Search each line below for the word "chirping" and list those that contain it.

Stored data
%%

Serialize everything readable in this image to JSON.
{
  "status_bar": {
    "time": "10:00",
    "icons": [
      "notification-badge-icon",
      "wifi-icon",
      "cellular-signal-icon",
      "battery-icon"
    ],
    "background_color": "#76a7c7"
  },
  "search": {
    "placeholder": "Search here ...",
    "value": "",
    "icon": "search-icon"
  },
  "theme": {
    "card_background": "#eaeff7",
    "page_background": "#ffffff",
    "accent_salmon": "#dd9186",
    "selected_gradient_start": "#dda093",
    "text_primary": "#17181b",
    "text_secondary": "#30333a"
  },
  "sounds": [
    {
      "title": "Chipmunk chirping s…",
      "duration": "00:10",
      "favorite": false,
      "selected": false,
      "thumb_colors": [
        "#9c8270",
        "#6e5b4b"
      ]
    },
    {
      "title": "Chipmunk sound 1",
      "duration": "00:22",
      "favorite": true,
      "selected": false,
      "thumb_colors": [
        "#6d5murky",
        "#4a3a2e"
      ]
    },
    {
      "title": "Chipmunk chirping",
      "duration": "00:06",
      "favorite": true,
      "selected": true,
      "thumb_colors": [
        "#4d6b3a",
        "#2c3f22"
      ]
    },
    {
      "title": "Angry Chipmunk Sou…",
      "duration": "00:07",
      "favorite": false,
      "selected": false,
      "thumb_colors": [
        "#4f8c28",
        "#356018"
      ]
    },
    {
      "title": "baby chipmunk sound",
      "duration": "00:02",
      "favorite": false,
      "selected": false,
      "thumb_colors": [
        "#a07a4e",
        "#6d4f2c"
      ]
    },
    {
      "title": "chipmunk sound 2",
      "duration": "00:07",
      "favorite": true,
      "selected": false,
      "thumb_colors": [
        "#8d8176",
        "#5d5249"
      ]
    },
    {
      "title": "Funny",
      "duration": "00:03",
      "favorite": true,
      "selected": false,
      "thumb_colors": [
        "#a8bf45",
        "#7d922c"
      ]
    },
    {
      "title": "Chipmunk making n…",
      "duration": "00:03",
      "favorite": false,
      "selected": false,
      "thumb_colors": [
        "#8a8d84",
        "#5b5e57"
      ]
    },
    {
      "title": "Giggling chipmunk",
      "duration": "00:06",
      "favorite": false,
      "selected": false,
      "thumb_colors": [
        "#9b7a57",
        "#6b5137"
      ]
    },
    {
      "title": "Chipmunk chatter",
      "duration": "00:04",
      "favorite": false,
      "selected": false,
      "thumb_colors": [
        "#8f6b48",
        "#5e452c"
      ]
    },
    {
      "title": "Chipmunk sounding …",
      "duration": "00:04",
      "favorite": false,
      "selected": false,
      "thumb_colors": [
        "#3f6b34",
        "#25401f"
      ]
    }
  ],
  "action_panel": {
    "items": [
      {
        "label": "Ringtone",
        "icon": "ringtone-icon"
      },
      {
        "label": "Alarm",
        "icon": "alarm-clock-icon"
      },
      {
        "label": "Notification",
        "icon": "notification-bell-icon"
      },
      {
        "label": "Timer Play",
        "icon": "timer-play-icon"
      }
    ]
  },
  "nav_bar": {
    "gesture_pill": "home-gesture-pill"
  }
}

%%

WRITTEN SOLUTION>
      "title": "Chipmunk chirping s…",
      "title": "Chipmunk chirping",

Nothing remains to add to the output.